There are two types of rail fare:

  • regulated
  • unregulated

For details of which fare types are regulated, please see the Strategic Rail Authority's (SRA) Fares Review Conclusions 2003.

Regulated fares

These fares are regulated by Government:

The amount by which an individual regulated fare can rise is linked to the Retail Prices Index (RPI). Since 2014, the fare increase has been capped at the RPI. The cap for 2016 was set equal to July 2015’s RPI of 1%. The cap for 2017 has been set equal to July 2016’s RPI of 1.9%.

We can check if your fares are regulated for you. We will look at the journey you are making and the time of day, and check this against the government's policy on which fares it regulates.

If you want to read more about this, the policy is set out in the SRA's Fares Review. (Please note the SRA has now been abolished but the bodies that took on its responsibilities for fares regulation continue this policy).

Please note that the names of some types of fares (from the Fares Review) have changed since this document was published.
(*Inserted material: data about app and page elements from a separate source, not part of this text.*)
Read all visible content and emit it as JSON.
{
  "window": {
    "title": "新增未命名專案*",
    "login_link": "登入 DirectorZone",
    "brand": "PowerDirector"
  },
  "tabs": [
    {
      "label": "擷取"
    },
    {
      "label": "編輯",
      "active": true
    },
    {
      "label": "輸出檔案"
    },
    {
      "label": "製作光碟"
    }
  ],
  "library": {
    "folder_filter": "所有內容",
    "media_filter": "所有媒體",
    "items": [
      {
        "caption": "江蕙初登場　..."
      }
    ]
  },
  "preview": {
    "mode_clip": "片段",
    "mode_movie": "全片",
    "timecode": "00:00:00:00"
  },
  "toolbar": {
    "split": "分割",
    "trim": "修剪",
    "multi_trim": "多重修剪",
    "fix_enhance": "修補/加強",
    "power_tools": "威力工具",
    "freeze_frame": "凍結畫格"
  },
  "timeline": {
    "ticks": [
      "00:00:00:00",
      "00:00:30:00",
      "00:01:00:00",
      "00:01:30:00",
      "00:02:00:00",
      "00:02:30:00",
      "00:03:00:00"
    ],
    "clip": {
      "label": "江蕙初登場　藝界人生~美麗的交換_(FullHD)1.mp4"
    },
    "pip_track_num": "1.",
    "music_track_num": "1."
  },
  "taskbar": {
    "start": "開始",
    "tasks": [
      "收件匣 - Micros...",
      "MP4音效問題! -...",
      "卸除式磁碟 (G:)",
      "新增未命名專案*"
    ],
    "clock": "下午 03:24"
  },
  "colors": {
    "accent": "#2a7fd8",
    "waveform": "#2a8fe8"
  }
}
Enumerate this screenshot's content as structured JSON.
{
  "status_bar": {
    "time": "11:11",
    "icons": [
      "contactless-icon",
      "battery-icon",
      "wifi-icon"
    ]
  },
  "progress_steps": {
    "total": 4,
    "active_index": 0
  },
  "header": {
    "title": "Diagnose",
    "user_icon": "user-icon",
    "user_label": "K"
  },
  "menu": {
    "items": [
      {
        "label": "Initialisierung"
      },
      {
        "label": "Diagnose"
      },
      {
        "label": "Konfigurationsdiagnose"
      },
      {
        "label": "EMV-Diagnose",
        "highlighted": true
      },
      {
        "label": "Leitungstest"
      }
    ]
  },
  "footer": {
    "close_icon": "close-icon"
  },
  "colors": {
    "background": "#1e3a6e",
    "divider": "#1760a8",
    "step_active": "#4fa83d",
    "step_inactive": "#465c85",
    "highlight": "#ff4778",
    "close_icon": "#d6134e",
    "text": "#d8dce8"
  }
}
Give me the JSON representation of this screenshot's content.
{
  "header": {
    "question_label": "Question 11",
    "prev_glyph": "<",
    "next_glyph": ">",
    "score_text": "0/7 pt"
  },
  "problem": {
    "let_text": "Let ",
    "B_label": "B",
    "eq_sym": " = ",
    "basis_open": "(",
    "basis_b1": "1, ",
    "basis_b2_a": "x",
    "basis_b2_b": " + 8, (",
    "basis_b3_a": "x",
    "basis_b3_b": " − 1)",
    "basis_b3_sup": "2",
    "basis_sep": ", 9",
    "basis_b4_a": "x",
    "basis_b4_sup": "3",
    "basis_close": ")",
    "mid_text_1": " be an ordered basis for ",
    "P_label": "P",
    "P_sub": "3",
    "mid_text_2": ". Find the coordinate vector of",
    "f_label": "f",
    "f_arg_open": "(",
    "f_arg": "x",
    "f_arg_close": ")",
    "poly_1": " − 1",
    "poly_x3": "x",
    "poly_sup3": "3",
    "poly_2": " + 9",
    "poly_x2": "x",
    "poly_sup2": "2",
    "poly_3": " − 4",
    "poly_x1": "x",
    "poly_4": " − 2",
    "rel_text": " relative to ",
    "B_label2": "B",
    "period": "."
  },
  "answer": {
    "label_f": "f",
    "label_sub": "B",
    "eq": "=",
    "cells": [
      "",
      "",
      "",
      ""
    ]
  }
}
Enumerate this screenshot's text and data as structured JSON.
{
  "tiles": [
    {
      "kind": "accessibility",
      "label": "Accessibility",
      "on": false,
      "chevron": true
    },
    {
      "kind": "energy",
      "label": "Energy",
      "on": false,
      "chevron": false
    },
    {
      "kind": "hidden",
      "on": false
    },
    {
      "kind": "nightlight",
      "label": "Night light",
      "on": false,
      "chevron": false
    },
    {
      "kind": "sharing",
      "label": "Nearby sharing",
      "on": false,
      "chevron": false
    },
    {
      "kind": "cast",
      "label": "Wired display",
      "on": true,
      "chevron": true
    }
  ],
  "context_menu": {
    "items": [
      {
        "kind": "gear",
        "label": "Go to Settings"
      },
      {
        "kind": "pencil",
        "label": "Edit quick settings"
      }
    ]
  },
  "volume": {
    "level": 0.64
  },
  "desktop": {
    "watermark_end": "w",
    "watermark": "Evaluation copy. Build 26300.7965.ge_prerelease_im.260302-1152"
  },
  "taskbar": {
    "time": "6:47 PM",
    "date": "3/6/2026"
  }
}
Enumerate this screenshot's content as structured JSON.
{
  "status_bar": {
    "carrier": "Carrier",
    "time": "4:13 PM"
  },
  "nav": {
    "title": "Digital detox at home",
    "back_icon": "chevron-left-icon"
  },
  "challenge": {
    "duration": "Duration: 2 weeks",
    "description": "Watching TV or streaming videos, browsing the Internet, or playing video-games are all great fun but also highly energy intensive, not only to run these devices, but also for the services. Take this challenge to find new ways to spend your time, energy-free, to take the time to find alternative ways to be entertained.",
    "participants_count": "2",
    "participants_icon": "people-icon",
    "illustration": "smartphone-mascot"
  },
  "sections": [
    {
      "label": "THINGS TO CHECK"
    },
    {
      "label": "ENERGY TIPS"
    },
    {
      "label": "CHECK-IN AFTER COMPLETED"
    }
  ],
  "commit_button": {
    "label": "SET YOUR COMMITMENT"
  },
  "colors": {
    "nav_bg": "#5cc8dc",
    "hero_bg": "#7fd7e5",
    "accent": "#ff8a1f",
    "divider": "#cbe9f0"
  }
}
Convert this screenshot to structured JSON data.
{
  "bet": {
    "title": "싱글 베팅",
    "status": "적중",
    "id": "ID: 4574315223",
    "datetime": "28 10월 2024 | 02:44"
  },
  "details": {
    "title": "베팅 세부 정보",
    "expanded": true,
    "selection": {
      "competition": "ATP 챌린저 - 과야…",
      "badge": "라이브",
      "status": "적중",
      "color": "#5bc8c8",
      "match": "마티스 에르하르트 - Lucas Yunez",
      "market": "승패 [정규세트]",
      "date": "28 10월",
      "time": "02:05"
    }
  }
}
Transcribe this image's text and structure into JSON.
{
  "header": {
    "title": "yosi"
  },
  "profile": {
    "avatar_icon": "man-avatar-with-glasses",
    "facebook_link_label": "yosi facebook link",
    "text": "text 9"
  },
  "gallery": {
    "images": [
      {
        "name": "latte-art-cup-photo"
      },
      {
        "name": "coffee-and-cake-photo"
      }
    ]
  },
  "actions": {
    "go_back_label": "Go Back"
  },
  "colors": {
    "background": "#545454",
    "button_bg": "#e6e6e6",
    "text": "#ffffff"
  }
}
Please see the National Rail Enquiries website for more details.

Unregulated fares

Train operators employ a commercial strategy in setting fares. If you wish to complain about an increase in the price of an unregulated train fare, you should first contact the train operator direct to allow it the opportunity to address your concerns. Contact details for individual train companies can be found on the National Rail Enquiries website.

Ultimately, if a train operator's commercial strategy runs contrary to the broader public interest, it is for the government to consider as part of its fares policy.

We enforce the Competition Act 1998, which makes it illegal for companies to do certain things, for example, use their powerful position in the market to take advantage of consumers or fix prices and we may conduct an investigation if we have reasonable grounds to suspect the law has been broken.

If you are concerned about the price of your rail fare, please read our plain English guide on Complaints about rail fares and car-park charges – the role of competition law.

If, after reading our guide you think that we should look at your fare, go to our guidance on how to make a complaint under competition law.

Penalty fares

We have no role in relation to penalty fares. Rules concerning penalty fares are set out in the National Rail Conditions of Carriage (NRCoC).

Train companies will have their own penalty fares scheme. These schemes are approved by the Department for Transport.

If you have been charged a penalty fare and wish to appeal against it, you should contact the relevant train operating company and use its appeal system.

You may also consider seeking advice from Transport Focus or London TravelWatch, as appropriate, who may be able to assist you further. You should note that they cannot take up your complaint until you have contacted the relevant train company and given it a chance to respond first, and you should enclose all previous correspondence with the train company/retailer.

Further information